A recent piece in MilitaryTimes stated that many of the young sergeants in most infantry and close-combat units don’t know how to maneuver their squads or do basic land navigation. For “soft skill” MOS’ that isn’t necessarily a show stopper, but for the infantry and combat arms types, that is a very bad sign that units aren’t doing proper training for their soldiers and leaders. For Special Operations troops, this lack of training will have a trickle-down effect.
Last week we posted a piece about a soldier who was akin to “Ned the Navigator” and got lost on a Land Nav course. This, however, is no laughing matter.
If conventional infantry units aren’t doing proper training for their soldiers, when they become junior leaders, fire-team leaders, and squad leaders, then they, in turn, can’t properly train their soldiers. And it snowballs.
According to the same Military.com piece by Matthew Cox, the Army’s Noncommissioned Officer Academy is seeing sergeants routinely show up for courses unable to pass a basic land navigation course using a map and compass.
Those courses are a piece of cake compared to what they’ll see in Special Forces. The “Star Course” that SF candidates must pass is easily the toughest land navigation course in the Army and arguably the toughest in the military as a whole.
The majority of Special Forces candidates that fail at Selection and Assessment (SFAS) do so at Land Navigation and it requires every candidate to be on top of his… or her game. And if the E-4s, E-5s, and E-6s can’t do basic navigation at an NCO Academy they have next to zero chance of passing the Star course in Hoffman.
An example of this was back in the day when I went thru the Warrant Officer’s Candidate Course. There were a handful of Special Forces NCOs, a couple of CID NCOs and a whole bunch of high-school to flight school kids who wanted to fly Blackhawks. The CID guys didn’t have much practical experience with maps and compasses, so it was up to us to help out the class.
The cadre played up the difficulty of the course and told horror stories of so many candidates getting lost out in the forest and getting dropped from the course. The SF guys looked at one another and we knew there was no way this could be anywhere near the difficulty as we experienced at Camp Mackall. It wasn’t.
If memory serves right, we had a five-hour window in which to find all of our points and successfully return to the start/finish point. In less than an hour, the SF guys started trotting in. I arrived seconds before my best bud Wade Chapple, who was a frequent target of our Senior Tac Officer. “Are you lost Chapple?” the Senior Tac yelled. With a shit-eating grin, Wade answered, “no sir…just done.”

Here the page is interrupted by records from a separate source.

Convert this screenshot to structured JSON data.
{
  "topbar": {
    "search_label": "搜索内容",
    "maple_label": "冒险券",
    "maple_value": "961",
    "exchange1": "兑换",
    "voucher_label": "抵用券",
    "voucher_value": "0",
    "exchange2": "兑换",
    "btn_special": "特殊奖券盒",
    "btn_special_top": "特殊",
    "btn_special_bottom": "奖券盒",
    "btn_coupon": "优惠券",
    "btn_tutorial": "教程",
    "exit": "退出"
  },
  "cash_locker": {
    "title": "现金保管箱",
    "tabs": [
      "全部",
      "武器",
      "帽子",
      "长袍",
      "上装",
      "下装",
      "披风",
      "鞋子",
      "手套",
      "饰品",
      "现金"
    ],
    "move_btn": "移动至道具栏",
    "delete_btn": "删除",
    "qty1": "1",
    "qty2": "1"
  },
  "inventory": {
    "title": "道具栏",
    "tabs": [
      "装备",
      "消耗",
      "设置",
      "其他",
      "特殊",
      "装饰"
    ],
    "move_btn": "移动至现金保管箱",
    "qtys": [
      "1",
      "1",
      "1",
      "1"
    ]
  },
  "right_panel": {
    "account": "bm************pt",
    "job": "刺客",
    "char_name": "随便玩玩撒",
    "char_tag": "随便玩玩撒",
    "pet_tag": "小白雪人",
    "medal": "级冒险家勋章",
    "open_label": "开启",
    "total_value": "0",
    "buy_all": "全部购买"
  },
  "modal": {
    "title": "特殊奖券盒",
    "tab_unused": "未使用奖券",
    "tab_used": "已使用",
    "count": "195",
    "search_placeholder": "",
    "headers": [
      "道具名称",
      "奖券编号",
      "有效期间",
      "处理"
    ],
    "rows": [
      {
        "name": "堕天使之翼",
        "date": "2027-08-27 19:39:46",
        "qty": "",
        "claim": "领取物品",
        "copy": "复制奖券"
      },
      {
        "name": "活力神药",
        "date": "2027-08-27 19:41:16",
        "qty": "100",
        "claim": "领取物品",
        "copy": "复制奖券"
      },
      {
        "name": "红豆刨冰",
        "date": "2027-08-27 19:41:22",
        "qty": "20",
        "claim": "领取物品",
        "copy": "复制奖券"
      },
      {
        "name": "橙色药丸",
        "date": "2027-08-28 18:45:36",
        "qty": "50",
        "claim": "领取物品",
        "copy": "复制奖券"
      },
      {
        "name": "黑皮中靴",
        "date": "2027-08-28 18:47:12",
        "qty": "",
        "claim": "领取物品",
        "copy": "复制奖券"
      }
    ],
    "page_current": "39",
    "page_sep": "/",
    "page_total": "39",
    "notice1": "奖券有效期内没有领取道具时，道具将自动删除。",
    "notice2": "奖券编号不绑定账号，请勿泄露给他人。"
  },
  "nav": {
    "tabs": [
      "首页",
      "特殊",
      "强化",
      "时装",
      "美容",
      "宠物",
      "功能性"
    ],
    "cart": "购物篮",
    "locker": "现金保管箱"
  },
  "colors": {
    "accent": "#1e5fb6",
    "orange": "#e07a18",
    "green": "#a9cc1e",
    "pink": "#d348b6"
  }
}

They checked over our scorecards where we had to mark down each of the points we found. “How is it you finished so fast,” the tac asked. “We’re trained to move out much farther and much faster with a ruck on our backs,” Wade said. “We ran to our points.”
The cadre seemed incredulous that someone can run thru the woods and navigate at the same time…they shouldn’t have. Thousands of SF troops who passed Land Nav at Camp Mackall have done just that. This was nothing more than a glorified compass course which most NCO Academy’s are.
According to cadre at the Henry Caro NCO Academy at Ft. Benning, GA, home of the Army’s Infantry, stated that 30 percent of the NCOs that show up can’t pass the diagnostic dismounted Land Navigation Course. That course is geared toward Skill Level 1 tasks. Many of the NCOs who failed to find the requisite 4-out-of-5 points said that they hadn’t practiced with a map, compass, and protractor for years in their units. That is flat-out wrong.
After my active duty career was over, I worked as a contractor and saw that the troops headed for Iraq were far too dependent on GPS and there was a definitive lack of map reading training taking place.
While that is fine in a counter-insurgency environment in Third World countries such as Iraq, Afghanistan, and Syria, for example, but with the military services transitioning now to a large scale conventional battlefield against a foe of equal strength such as Russia or China, the threat of them blocking or jamming our GPS signals is very real. What happens then?
The Big Army is not doing right by its soldiers and NCOs in this case. Brigade and Battalion commanders have to cut back to the typical ash and trash details and let combat soldiers go back to train to succeed in what they’re supposed to do.
NCOs are the backbone of the military services; when their training and technical competence isn’t up to par, the entire unit’s tactical and technical proficiency will suffer. Get the troops back to the basics and teach them the old way of “Shoot, move and communicate.”
We’re not even going to touch on the fact that most NCOs couldn’t hit their targets with iron sights, as they’ve become too dependent on optics…
Who’s ready to go to Land Navigation this week? It may be time to revisit some of our basic Land Navigation and Map Reading tasks in the very near future.
Photo: US Army